What you should do → Return every record exactly as it appears. Leave nothing out.

Source records →
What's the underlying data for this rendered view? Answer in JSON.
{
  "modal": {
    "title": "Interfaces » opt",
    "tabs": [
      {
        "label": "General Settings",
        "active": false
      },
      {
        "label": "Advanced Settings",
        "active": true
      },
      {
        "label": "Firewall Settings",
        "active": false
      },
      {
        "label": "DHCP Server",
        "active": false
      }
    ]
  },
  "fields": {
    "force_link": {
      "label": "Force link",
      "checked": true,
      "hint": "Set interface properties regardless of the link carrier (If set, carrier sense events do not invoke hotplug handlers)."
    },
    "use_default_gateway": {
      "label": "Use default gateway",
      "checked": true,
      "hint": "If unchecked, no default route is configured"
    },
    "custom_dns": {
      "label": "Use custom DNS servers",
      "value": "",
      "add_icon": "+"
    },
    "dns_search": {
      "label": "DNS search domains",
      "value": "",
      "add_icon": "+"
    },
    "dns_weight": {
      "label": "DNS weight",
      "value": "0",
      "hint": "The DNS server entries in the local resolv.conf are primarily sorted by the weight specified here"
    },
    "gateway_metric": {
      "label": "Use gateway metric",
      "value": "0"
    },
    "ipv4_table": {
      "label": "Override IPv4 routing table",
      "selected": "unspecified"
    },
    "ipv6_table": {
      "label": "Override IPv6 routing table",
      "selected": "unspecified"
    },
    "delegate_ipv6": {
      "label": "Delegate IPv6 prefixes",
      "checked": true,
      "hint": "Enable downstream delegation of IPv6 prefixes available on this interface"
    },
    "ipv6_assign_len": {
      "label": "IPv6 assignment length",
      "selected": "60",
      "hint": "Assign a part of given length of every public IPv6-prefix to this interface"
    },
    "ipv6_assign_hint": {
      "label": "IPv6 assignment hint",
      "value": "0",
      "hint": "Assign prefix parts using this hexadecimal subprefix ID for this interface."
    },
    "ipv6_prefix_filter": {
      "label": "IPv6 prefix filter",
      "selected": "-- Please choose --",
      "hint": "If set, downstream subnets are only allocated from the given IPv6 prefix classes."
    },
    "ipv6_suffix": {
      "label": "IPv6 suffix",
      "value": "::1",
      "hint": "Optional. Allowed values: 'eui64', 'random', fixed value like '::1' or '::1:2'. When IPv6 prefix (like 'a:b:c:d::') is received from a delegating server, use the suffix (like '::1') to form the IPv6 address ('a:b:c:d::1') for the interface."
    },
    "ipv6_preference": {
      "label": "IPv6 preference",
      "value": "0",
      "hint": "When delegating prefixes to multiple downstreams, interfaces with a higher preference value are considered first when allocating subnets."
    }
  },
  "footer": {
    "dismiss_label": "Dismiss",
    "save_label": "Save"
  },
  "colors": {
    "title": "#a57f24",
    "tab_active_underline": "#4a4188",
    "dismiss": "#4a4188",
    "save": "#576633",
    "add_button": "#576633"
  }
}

Your response →
What's the underlying data for this rendered view? Answer in JSON.
{
  "modal": {
    "title": "Interfaces » opt",
    "tabs": [
      {
        "label": "General Settings",
        "active": false
      },
      {
        "label": "Advanced Settings",
        "active": true
      },
      {
        "label": "Firewall Settings",
        "active": false
      },
      {
        "label": "DHCP Server",
        "active": false
      }
    ]
  },
  "fields": {
    "force_link": {
      "label": "Force link",
      "checked": true,
      "hint": "Set interface properties regardless of the link carrier (If set, carrier sense events do not invoke hotplug handlers)."
    },
    "use_default_gateway": {
      "label": "Use default gateway",
      "checked": true,
      "hint": "If unchecked, no default route is configured"
    },
    "custom_dns": {
      "label": "Use custom DNS servers",
      "value": "",
      "add_icon": "+"
    },
    "dns_search": {
      "label": "DNS search domains",
      "value": "",
      "add_icon": "+"
    },
    "dns_weight": {
      "label": "DNS weight",
      "value": "0",
      "hint": "The DNS server entries in the local resolv.conf are primarily sorted by the weight specified here"
    },
    "gateway_metric": {
      "label": "Use gateway metric",
      "value": "0"
    },
    "ipv4_table": {
      "label": "Override IPv4 routing table",
      "selected": "unspecified"
    },
    "ipv6_table": {
      "label": "Override IPv6 routing table",
      "selected": "unspecified"
    },
    "delegate_ipv6": {
      "label": "Delegate IPv6 prefixes",
      "checked": true,
      "hint": "Enable downstream delegation of IPv6 prefixes available on this interface"
    },
    "ipv6_assign_len": {
      "label": "IPv6 assignment length",
      "selected": "60",
      "hint": "Assign a part of given length of every public IPv6-prefix to this interface"
    },
    "ipv6_assign_hint": {
      "label": "IPv6 assignment hint",
      "value": "0",
      "hint": "Assign prefix parts using this hexadecimal subprefix ID for this interface."
    },
    "ipv6_prefix_filter": {
      "label": "IPv6 prefix filter",
      "selected": "-- Please choose --",
      "hint": "If set, downstream subnets are only allocated from the given IPv6 prefix classes."
    },
    "ipv6_suffix": {
      "label": "IPv6 suffix",
      "value": "::1",
      "hint": "Optional. Allowed values: 'eui64', 'random', fixed value like '::1' or '::1:2'. When IPv6 prefix (like 'a:b:c:d::') is received from a delegating server, use the suffix (like '::1') to form the IPv6 address ('a:b:c:d::1') for the interface."
    },
    "ipv6_preference": {
      "label": "IPv6 preference",
      "value": "0",
      "hint": "When delegating prefixes to multiple downstreams, interfaces with a higher preference value are considered first when allocating subnets."
    }
  },
  "footer": {
    "dismiss_label": "Dismiss",
    "save_label": "Save"
  },
  "colors": {
    "title": "#a57f24",
    "tab_active_underline": "#4a4188",
    "dismiss": "#4a4188",
    "save": "#576633",
    "add_button": "#576633"
  }
}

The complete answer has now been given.